::: DATA SHOWN :::

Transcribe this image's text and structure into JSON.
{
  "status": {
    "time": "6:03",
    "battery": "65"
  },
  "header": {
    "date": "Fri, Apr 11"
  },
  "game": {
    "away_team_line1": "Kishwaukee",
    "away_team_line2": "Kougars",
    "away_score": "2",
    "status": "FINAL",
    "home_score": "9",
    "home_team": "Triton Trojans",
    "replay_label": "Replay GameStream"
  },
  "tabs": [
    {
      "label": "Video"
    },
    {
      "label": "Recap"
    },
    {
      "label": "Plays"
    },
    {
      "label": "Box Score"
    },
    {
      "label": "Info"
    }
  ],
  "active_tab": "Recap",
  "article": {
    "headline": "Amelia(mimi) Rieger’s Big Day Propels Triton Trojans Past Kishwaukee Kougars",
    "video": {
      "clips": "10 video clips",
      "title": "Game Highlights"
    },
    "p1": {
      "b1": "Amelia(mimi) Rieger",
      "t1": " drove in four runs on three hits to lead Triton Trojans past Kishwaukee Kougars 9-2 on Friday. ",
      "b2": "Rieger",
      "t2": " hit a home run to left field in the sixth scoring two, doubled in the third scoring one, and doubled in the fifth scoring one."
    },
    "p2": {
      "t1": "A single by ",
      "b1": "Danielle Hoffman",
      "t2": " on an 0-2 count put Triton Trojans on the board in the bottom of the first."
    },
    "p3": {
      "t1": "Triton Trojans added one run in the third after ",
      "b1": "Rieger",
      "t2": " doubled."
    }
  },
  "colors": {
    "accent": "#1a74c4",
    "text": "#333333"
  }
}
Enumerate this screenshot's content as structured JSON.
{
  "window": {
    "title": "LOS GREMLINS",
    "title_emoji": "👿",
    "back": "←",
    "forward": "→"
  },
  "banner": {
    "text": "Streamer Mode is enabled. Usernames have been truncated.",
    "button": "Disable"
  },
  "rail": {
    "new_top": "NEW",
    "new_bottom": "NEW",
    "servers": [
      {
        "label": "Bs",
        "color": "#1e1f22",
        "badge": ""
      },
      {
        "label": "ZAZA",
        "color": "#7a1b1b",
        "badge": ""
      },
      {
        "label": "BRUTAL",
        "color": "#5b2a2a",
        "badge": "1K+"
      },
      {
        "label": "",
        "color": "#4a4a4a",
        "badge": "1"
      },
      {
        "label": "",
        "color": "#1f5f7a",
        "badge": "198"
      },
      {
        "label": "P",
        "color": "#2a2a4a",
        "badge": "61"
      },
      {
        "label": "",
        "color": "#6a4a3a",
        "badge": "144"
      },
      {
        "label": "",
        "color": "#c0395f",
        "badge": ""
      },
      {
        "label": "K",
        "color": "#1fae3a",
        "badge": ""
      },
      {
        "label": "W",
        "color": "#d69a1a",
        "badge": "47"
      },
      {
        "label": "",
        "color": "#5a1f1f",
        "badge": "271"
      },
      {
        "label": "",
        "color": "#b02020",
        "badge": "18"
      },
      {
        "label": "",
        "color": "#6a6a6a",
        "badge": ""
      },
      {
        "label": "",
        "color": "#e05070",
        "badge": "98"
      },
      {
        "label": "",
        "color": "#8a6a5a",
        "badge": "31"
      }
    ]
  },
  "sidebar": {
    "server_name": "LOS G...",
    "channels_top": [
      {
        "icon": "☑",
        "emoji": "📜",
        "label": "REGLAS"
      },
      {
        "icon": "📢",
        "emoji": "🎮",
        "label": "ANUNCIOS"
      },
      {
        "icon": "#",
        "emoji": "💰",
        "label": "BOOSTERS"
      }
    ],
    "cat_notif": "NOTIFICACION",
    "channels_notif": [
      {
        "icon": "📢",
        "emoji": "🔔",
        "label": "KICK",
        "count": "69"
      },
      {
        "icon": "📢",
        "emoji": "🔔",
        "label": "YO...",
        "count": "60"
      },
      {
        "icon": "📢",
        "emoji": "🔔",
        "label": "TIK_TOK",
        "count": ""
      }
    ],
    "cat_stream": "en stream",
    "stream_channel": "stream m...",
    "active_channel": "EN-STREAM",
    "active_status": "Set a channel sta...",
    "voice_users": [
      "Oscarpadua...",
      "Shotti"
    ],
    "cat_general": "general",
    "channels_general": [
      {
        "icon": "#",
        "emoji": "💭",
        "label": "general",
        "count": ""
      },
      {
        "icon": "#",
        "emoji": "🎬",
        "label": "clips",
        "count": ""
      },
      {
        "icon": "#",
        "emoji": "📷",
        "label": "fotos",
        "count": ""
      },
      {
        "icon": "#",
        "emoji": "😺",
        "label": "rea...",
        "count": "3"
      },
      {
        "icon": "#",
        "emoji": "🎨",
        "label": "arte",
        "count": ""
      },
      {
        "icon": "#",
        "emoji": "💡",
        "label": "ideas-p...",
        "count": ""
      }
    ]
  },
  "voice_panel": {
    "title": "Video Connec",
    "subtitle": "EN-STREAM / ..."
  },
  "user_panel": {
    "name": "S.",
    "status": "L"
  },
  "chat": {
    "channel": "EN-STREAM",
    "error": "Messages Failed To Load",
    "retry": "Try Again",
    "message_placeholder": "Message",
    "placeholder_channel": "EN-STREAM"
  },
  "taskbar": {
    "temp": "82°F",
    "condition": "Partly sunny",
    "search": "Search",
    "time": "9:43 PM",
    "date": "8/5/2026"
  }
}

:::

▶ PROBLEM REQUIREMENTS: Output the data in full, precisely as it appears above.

▶ ANSWER TO THE EXERCISE:
Transcribe this image's text and structure into JSON.
{
  "status": {
    "time": "6:03",
    "battery": "65"
  },
  "header": {
    "date": "Fri, Apr 11"
  },
  "game": {
    "away_team_line1": "Kishwaukee",
    "away_team_line2": "Kougars",
    "away_score": "2",
    "status": "FINAL",
    "home_score": "9",
    "home_team": "Triton Trojans",
    "replay_label": "Replay GameStream"
  },
  "tabs": [
    {
      "label": "Video"
    },
    {
      "label": "Recap"
    },
    {
      "label": "Plays"
    },
    {
      "label": "Box Score"
    },
    {
      "label": "Info"
    }
  ],
  "active_tab": "Recap",
  "article": {
    "headline": "Amelia(mimi) Rieger’s Big Day Propels Triton Trojans Past Kishwaukee Kougars",
    "video": {
      "clips": "10 video clips",
      "title": "Game Highlights"
    },
    "p1": {
      "b1": "Amelia(mimi) Rieger",
      "t1": " drove in four runs on three hits to lead Triton Trojans past Kishwaukee Kougars 9-2 on Friday. ",
      "b2": "Rieger",
      "t2": " hit a home run to left field in the sixth scoring two, doubled in the third scoring one, and doubled in the fifth scoring one."
    },
    "p2": {
      "t1": "A single by ",
      "b1": "Danielle Hoffman",
      "t2": " on an 0-2 count put Triton Trojans on the board in the bottom of the first."
    },
    "p3": {
      "t1": "Triton Trojans added one run in the third after ",
      "b1": "Rieger",
      "t2": " doubled."
    }
  },
  "colors": {
    "accent": "#1a74c4",
    "text": "#333333"
  }
}
Enumerate this screenshot's content as structured JSON.
{
  "window": {
    "title": "LOS GREMLINS",
    "title_emoji": "👿",
    "back": "←",
    "forward": "→"
  },
  "banner": {
    "text": "Streamer Mode is enabled. Usernames have been truncated.",
    "button": "Disable"
  },
  "rail": {
    "new_top": "NEW",
    "new_bottom": "NEW",
    "servers": [
      {
        "label": "Bs",
        "color": "#1e1f22",
        "badge": ""
      },
      {
        "label": "ZAZA",
        "color": "#7a1b1b",
        "badge": ""
      },
      {
        "label": "BRUTAL",
        "color": "#5b2a2a",
        "badge": "1K+"
      },
      {
        "label": "",
        "color": "#4a4a4a",
        "badge": "1"
      },
      {
        "label": "",
        "color": "#1f5f7a",
        "badge": "198"
      },
      {
        "label": "P",
        "color": "#2a2a4a",
        "badge": "61"
      },
      {
        "label": "",
        "color": "#6a4a3a",
        "badge": "144"
      },
      {
        "label": "",
        "color": "#c0395f",
        "badge": ""
      },
      {
        "label": "K",
        "color": "#1fae3a",
        "badge": ""
      },
      {
        "label": "W",
        "color": "#d69a1a",
        "badge": "47"
      },
      {
        "label": "",
        "color": "#5a1f1f",
        "badge": "271"
      },
      {
        "label": "",
        "color": "#b02020",
        "badge": "18"
      },
      {
        "label": "",
        "color": "#6a6a6a",
        "badge": ""
      },
      {
        "label": "",
        "color": "#e05070",
        "badge": "98"
      },
      {
        "label": "",
        "color": "#8a6a5a",
        "badge": "31"
      }
    ]
  },
  "sidebar": {
    "server_name": "LOS G...",
    "channels_top": [
      {
        "icon": "☑",
        "emoji": "📜",
        "label": "REGLAS"
      },
      {
        "icon": "📢",
        "emoji": "🎮",
        "label": "ANUNCIOS"
      },
      {
        "icon": "#",
        "emoji": "💰",
        "label": "BOOSTERS"
      }
    ],
    "cat_notif": "NOTIFICACION",
    "channels_notif": [
      {
        "icon": "📢",
        "emoji": "🔔",
        "label": "KICK",
        "count": "69"
      },
      {
        "icon": "📢",
        "emoji": "🔔",
        "label": "YO...",
        "count": "60"
      },
      {
        "icon": "📢",
        "emoji": "🔔",
        "label": "TIK_TOK",
        "count": ""
      }
    ],
    "cat_stream": "en stream",
    "stream_channel": "stream m...",
    "active_channel": "EN-STREAM",
    "active_status": "Set a channel sta...",
    "voice_users": [
      "Oscarpadua...",
      "Shotti"
    ],
    "cat_general": "general",
    "channels_general": [
      {
        "icon": "#",
        "emoji": "💭",
        "label": "general",
        "count": ""
      },
      {
        "icon": "#",
        "emoji": "🎬",
        "label": "clips",
        "count": ""
      },
      {
        "icon": "#",
        "emoji": "📷",
        "label": "fotos",
        "count": ""
      },
      {
        "icon": "#",
        "emoji": "😺",
        "label": "rea...",
        "count": "3"
      },
      {
        "icon": "#",
        "emoji": "🎨",
        "label": "arte",
        "count": ""
      },
      {
        "icon": "#",
        "emoji": "💡",
        "label": "ideas-p...",
        "count": ""
      }
    ]
  },
  "voice_panel": {
    "title": "Video Connec",
    "subtitle": "EN-STREAM / ..."
  },
  "user_panel": {
    "name": "S.",
    "status": "L"
  },
  "chat": {
    "channel": "EN-STREAM",
    "error": "Messages Failed To Load",
    "retry": "Try Again",
    "message_placeholder": "Message",
    "placeholder_channel": "EN-STREAM"
  },
  "taskbar": {
    "temp": "82°F",
    "condition": "Partly sunny",
    "search": "Search",
    "time": "9:43 PM",
    "date": "8/5/2026"
  }
}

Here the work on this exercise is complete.